Humans have made their mark. How much, how bad will it get and how irreversible is it?

It’s a bummer this has to be categorized under “Political” but that’s our reality.

Evidence is clear that our planet is warming. It’s also pretty clear that humans are playing at least a part. The most reliable sources we have show that the Earth’s average temperature has been cycling for millennia. An interesting article in Wikipedia explains how we know that warming, cooling, warming, etc., with bouts of dramatic changes, result from many factors, including us.

Cycles This chart shows global temperature fluctuations over the past millennia. It’s just another way to view the past and impending trends.

The “Cycles” illustration above is one way to visualize global temperatures.
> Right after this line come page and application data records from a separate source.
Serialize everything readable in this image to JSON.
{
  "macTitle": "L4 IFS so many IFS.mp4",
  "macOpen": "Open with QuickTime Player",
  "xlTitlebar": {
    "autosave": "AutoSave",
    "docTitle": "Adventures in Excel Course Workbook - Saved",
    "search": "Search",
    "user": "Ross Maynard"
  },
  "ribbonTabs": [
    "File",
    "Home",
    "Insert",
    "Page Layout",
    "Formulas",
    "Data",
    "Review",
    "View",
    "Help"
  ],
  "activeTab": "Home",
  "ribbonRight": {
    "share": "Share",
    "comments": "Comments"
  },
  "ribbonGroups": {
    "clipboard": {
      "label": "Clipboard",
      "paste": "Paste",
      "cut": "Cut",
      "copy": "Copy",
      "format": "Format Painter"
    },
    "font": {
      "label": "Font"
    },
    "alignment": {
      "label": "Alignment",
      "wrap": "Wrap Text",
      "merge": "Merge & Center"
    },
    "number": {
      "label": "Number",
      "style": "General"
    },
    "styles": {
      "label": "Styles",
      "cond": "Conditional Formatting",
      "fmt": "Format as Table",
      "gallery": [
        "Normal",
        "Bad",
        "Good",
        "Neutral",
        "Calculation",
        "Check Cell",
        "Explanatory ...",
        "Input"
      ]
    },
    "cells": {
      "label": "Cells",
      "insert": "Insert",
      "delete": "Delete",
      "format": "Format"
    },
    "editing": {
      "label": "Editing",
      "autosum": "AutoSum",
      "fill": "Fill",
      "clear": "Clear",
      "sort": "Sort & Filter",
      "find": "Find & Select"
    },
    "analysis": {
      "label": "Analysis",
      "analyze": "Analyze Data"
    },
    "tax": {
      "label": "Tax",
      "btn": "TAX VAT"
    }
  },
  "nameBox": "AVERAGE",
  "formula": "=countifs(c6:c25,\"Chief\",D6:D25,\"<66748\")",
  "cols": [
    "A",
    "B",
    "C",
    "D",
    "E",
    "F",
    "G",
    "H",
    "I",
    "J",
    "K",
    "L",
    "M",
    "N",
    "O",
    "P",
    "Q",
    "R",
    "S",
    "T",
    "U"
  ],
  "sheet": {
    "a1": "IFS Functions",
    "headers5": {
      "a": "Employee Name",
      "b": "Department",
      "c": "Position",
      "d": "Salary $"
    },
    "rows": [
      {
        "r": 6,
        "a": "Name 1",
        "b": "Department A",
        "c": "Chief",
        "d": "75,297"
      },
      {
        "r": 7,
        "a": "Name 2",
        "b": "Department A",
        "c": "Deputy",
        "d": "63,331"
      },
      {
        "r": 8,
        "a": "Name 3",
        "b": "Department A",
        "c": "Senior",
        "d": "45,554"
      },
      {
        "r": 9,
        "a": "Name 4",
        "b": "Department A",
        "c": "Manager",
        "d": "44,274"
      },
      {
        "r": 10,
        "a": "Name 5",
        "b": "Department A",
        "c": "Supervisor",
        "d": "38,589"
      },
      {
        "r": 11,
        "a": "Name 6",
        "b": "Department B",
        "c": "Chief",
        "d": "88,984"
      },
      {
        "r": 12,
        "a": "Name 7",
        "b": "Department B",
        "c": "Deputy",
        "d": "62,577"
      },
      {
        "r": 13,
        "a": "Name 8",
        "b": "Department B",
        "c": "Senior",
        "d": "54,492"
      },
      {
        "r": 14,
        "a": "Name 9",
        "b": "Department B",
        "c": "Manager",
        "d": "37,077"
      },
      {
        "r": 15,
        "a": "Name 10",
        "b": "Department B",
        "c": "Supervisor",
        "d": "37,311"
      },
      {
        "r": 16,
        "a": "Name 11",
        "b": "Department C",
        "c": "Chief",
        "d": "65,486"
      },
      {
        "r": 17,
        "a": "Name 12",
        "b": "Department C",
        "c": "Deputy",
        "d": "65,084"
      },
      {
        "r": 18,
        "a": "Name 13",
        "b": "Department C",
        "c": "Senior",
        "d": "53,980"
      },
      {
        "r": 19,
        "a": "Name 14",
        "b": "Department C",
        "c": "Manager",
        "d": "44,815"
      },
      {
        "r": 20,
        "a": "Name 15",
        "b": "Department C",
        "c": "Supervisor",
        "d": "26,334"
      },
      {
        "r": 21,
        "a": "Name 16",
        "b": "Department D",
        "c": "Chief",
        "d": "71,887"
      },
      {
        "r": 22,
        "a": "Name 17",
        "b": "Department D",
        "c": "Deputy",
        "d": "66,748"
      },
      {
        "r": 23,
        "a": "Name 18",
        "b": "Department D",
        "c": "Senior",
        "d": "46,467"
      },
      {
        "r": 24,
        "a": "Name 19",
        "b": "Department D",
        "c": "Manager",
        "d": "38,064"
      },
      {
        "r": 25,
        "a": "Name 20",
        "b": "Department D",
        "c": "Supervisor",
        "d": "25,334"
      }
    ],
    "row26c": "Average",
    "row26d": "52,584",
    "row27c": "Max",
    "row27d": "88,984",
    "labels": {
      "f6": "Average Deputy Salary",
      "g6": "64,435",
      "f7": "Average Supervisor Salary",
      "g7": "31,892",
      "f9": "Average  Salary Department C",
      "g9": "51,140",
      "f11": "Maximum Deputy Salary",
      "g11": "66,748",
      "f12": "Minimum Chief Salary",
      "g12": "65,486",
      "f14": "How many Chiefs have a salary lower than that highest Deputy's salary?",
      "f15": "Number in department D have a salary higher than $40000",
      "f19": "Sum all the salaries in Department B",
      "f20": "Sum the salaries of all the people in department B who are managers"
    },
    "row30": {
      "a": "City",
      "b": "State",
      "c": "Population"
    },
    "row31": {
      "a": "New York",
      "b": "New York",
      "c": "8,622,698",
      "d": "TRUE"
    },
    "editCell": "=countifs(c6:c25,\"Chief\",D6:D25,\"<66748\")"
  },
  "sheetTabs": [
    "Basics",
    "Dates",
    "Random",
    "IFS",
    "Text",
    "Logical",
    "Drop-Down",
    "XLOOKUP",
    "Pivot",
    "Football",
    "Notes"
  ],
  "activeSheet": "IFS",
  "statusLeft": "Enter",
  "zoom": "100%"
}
The average line is a bit of a misnomer since many scientists feel that Earth spent a long time chilling in a deep freeze where even equatorial areas would be snow covered.

Human influence won’t likely affect the direction of temperature change but it will influence the rate of change along with its peak. 

Uhhh, that doesn’t look good.

A large volcanic eruption, for example, can block light and lower the temperature far more than all human influence to date. Same with a meteor. It depends on a lot of things since some factors work to cool and others work to warm. We all probably know the term “Nuclear Winter.” It refers to the theory that, in a cataclysmic nuclear attack, atmospheric dust would drop global temperatures dramatically.

We should still act responsibly and limit the rate of change as much as we can but must be realistic about what’s coming, even without human intervention. That’s been the way of our planet for a long, long time. Our limited life spans make it seem cataclysmic, and indeed it could eventually be, but they’ll be more local than global in scope. Humanity has gotten to the point where it would probably survive such changes albeit with great tribulation.


There’s a huge brouhaha among some who don’t believe that human-influenced global warming is even happening in spite of having every national science body accepting the evidence that shows it is. A problem is the subject’s extreme complexity. Pieces of evidence—lots of it—can be found that counter warming, showing that parts of the earth, or periods of time, experience cooling. Scientists have to account for all of it and, in amalgamation, they overwhelmingly find that the many interacting factors add up to warming.

They don’t want to believe it, for a variety of reasons, and coalesce around a minority of scientists, frequently who are not climate scientists, who publish information saying that warming doesn’t happen. You can find supporting evidence for anything you want. Want to believe that jet contrails are really government administered agents? Yup, there are websites and “experts” for that.

So it comes down to who you trust.

Meteor 30 Second exposure from Australia of Comet McNaught (c/2006 P1). Inset, added by FootFlyer, is Photographer Richard Shelton.

Consensus is a powerful tool in science. There are those that love to denigrate an agreement of experts and will sometimes cite failures. There are failures, to be sure, but the vast majority of science is accepted because it represents consensus! We don’t doubt germ theory because the evidence has mounted and researchers worldwide have settled on the science. Consensus has been wrong, for sure, but evidence always comes around to show where the truth lies.

It may be fashionable to pooh-pooh consensus but it is, in fact, how we trust nearly everything we know in science. It’s not static, either, as new research comes out, gets verified, repeated, studied and documented, consensus changes. That is a big part of how science works.

An important point to remember is that science, including climate science is about probabilities, not certainties. So even though the scientists agree on what’s happening, they ascribe it a probability—a very high one, to be sure, but a probability no less.


As to the politics, that’s a whole other matter. What do we do? That depends on a huge number of factors. Human influence may, in fact, be quite small. Would it then be fair to charge “rich” nations, expecting them to pay exorbitant fees? Even if the effect is large, our reality is that no nation will vote itself into insolvency. I’m afraid that’s just the result. For one thing, that’s not likely to happen. We’re not, nor should we, vote ourselves into poverty because of effects that are not certain.

There are places on earth that will become uninhabible. They will anyway in a process of sea level changes that have going on for millions of years before humans first stood up

Stars larger than the sun will end like this—in a brilliant supernova explosion. Our sun’s death will start by first growing much larger, frying the earth, then going out with a whimper. It will begin cooling as a white dwarf star until the end of time. There won’t even be a black hole to intrigue distant observers—it doesn’t have enough mass for that.

The End

The end is certainly coming, just not from global warming. The earth will be fine but some places on it won’t be so hospitable. Miami will, for example, eventually become submerged and there’s no amount of emissions reduction that will change it. The ocean level will rise over the next 100,000 years as it has many times in our past. We may slow down the process, and we should, but we aren’t going to stop it.

Large meteors will hit the Earth and extinctions are likely as they have been before. But the greatest certainty is that our sun will exhaust its fuel and, in the process, engulf Earth in a searing expansion. The remnants of life will disappear long before the 10,000 degree finale. That’s global warming! 

We as a species must eventually get along well enough to step off this solar system lest we become the crispy leftovers in a celestial oven. Don’t worry, though, you’ve got a few billion years to prepare.